Most people don’t have an extensive science-based education, and unless you’ve started or completed a science degree, your science education probably ended in high school. You’re getting most of your information about medical science, treatments, drugs, and diseases from the media – newspapers, TV, online. But how much of that information is accurate? Is what you read and hear misleading?
These questions were the focus of a recent study by researchers at the University of Alberta in Canada, who examined more than five hundred newspaper articles about the results of clinical trials involving either pharmaceutical drugs or herbal remedies. They also studied the clinical trials to which the newspaper articles referred.
So what did they find?
- The media tended to under-emphasize the risks when reporting on both pharmaceutical trials and herbal remedy trials.

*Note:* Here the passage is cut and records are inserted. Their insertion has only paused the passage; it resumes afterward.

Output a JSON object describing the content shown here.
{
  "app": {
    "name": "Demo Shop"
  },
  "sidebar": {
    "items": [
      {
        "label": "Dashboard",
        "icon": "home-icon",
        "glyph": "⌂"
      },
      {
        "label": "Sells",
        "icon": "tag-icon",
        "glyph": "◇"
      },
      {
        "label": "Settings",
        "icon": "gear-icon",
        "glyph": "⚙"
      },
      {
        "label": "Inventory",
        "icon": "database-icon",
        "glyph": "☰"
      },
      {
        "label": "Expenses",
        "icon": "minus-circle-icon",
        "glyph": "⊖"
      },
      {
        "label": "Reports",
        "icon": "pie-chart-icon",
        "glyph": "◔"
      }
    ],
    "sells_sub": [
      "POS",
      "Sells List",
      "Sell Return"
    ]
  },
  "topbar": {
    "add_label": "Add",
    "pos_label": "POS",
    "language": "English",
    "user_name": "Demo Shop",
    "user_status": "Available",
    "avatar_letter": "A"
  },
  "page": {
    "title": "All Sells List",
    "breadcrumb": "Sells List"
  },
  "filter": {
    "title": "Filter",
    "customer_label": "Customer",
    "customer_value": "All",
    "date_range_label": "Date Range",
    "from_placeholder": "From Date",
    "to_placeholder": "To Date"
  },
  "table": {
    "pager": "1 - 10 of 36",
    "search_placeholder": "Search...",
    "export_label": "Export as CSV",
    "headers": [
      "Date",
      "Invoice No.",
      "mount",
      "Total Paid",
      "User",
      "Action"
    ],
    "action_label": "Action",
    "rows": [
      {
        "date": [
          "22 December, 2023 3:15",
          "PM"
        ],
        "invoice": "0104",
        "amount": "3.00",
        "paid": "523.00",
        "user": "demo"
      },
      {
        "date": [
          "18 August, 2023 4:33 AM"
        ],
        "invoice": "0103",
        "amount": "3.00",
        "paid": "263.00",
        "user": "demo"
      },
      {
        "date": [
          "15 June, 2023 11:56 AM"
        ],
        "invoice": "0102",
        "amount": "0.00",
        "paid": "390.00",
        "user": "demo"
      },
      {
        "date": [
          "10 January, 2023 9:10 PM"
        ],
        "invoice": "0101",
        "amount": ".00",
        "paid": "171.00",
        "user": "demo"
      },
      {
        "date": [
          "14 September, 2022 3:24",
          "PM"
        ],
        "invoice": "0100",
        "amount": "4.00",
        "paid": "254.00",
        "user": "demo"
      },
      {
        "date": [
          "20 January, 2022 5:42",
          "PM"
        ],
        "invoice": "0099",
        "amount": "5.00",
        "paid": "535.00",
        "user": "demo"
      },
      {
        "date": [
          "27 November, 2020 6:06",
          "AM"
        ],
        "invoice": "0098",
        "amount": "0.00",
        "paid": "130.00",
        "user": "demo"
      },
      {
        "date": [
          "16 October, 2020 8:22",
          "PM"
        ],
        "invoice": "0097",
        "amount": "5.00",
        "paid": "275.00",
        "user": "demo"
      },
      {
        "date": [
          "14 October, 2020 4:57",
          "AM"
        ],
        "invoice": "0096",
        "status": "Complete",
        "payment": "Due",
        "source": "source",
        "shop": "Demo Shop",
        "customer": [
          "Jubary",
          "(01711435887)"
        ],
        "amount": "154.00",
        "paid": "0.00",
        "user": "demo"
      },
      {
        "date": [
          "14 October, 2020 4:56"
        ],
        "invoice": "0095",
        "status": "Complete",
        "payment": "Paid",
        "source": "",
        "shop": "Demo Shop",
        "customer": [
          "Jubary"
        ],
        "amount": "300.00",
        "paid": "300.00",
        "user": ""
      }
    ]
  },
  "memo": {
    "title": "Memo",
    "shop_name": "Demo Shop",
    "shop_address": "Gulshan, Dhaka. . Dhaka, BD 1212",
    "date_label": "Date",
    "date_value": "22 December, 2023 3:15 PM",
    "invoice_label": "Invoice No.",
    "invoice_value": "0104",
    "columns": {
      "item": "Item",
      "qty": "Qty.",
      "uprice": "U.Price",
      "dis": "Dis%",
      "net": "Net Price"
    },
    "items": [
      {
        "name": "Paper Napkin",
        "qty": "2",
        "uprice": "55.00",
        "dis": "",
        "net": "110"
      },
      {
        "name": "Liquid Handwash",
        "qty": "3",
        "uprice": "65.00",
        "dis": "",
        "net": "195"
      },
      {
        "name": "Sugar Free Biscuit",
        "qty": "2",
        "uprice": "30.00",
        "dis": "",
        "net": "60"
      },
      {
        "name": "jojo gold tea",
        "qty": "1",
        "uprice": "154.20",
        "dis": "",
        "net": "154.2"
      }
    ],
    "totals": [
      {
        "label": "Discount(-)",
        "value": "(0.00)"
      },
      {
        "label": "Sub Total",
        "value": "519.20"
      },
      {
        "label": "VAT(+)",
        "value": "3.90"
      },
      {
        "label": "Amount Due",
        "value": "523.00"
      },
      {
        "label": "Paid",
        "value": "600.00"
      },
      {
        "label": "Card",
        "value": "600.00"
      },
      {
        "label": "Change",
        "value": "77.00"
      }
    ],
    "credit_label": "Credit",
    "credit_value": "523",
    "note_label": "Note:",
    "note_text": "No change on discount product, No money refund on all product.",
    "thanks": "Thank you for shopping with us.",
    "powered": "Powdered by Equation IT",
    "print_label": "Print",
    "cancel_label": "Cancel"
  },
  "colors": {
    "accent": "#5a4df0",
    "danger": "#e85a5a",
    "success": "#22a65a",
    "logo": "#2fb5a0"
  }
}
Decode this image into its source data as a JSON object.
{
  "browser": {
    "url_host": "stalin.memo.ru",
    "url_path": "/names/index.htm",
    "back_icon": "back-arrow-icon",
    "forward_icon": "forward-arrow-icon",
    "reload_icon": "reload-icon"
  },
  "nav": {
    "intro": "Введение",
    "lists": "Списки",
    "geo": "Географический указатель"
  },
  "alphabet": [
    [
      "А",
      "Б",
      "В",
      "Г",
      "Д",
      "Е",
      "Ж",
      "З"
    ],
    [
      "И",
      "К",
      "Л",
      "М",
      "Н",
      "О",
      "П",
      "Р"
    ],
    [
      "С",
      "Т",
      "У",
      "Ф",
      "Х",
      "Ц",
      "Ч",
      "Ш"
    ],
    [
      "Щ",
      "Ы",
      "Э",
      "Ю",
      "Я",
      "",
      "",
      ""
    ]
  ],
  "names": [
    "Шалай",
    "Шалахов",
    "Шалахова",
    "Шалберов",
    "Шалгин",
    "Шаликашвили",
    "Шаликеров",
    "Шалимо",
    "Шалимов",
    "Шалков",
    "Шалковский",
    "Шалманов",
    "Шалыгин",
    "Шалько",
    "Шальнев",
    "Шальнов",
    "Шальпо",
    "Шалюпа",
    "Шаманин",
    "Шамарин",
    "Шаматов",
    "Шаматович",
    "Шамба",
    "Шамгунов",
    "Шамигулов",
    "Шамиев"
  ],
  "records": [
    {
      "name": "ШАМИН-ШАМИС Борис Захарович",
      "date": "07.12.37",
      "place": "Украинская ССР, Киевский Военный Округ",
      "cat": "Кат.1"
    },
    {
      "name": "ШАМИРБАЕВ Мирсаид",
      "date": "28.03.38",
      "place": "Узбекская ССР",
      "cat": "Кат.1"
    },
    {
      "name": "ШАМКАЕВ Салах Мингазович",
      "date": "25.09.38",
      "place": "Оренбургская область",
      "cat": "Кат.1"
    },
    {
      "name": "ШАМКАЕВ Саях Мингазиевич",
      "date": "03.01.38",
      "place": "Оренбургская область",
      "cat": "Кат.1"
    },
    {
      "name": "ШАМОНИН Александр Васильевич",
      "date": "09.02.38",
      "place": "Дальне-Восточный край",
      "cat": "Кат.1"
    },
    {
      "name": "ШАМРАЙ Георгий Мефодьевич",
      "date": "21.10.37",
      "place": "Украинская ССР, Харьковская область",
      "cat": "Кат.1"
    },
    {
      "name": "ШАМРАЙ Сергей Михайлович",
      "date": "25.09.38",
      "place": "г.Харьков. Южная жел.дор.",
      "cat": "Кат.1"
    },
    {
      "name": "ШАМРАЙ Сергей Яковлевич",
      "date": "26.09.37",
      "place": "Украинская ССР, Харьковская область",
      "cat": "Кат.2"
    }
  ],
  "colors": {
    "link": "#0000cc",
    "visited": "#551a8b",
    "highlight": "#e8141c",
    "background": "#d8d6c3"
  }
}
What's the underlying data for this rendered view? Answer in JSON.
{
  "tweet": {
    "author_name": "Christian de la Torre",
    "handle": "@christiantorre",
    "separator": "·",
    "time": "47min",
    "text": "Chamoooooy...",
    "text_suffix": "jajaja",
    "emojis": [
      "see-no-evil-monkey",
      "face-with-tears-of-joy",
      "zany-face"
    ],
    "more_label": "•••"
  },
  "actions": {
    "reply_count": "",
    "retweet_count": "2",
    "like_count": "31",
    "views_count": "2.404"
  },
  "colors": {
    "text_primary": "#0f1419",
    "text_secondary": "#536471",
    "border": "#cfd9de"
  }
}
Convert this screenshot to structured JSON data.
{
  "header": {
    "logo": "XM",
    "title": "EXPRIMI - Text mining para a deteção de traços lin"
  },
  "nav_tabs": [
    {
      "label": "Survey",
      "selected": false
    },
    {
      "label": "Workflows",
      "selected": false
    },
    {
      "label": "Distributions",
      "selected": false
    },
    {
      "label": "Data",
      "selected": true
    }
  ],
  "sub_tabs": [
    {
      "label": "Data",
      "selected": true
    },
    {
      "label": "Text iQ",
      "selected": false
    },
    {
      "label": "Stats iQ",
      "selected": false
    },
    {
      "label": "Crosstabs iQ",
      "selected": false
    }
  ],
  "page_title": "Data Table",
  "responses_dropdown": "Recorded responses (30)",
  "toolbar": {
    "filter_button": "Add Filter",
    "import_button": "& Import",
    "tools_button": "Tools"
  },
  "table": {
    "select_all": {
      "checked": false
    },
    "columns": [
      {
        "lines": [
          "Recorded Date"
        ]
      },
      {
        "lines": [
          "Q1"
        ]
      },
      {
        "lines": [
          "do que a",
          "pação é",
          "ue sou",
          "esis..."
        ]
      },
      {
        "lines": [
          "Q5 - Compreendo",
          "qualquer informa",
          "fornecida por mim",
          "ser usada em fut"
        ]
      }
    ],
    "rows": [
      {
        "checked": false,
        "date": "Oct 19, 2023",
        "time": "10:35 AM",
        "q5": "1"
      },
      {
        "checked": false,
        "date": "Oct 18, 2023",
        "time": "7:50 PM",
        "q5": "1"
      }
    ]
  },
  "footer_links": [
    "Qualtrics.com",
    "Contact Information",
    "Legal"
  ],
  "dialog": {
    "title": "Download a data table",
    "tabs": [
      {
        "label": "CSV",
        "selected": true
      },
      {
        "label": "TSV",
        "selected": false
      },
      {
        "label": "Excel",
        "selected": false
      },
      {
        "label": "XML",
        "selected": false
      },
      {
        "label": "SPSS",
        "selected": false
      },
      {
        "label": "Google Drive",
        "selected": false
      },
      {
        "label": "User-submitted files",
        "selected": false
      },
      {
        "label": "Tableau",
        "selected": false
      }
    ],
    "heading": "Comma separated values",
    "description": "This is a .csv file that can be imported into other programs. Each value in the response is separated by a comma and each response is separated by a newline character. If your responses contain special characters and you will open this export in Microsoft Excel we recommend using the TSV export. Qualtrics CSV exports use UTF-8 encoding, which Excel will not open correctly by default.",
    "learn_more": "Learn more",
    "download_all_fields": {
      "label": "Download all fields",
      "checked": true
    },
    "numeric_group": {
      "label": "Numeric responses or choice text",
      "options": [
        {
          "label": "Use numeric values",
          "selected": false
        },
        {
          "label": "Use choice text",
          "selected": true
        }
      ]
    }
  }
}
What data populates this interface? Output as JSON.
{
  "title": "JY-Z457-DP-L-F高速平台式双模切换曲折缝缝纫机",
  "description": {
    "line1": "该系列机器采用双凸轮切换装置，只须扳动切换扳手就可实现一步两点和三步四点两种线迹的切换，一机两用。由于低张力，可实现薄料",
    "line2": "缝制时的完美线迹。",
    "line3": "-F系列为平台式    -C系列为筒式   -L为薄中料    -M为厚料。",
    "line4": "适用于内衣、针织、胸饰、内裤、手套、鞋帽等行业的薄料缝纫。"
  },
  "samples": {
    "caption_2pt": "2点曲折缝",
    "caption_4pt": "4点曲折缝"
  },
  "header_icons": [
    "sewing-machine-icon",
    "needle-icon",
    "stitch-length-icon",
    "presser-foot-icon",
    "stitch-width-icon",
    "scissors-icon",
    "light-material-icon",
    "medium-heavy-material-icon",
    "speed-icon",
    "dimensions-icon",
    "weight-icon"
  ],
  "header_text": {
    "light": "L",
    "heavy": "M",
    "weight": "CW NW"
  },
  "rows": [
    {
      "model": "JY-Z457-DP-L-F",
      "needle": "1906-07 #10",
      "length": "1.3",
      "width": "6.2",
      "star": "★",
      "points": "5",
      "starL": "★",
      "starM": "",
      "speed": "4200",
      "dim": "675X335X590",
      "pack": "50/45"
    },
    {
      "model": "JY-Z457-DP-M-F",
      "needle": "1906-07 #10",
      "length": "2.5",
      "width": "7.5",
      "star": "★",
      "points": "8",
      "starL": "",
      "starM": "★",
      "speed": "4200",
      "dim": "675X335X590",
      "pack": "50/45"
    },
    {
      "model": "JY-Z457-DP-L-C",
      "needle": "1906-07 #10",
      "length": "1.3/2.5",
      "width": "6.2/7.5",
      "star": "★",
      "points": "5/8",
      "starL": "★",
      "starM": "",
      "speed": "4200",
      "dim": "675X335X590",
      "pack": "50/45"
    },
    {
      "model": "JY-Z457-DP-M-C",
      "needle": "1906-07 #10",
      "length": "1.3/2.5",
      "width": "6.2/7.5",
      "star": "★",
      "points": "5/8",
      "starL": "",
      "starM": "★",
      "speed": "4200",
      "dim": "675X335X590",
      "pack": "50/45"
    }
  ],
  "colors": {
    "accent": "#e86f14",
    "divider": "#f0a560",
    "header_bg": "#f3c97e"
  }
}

- Disclosure of trial funding and any conflict of interest of researchers was largely absent for both types of clinical trial.
- Errors of omission were common in both types of trial. Newspapers tend to omit important information such as sample size, dose, and methods, from reports about clinical trials.
- For pharmaceutical trials, the main focus of the article was the trial. For herbal remedy trials, around one third of the article would focus on other issues about the use of herbal remedies.
- In almost all articles about both types of trial, the main benefit cited was improved health or expanded treatment options.
- The media relies predominantly on sources such as clinicians, physicians, satisfied patients, and patient advocate groups, but does not disclose any information about ties to industry, or conflict of interest, for any sources.
- Articles about pharmaceutical trials are more likely to be positive in tone, while articles about herbal trials are more likely to be negative or skeptical in tone. However, the researchers point out that the herbal remedy trials they examined were slightly more likely to include negative results – and this partially accounts for the noted different in reporting by newspapers.
Overall, the researchers have concluded that it is virtually impossible for the public to assess whether or not research is credible based on newspaper articles. Articles published by researchers in scientific journals tend to be liberally peppered with qualifiers such as might, should, possibly, perhaps, and maybe, but these don’t always make it to newspaper reports.
So what’s the message? Simply that it’s important to take the media with a grain of salt when it comes to medical reporting – and remember even when statistics are accurate, they can be misleading when presented in a certain way.
References and Further Reading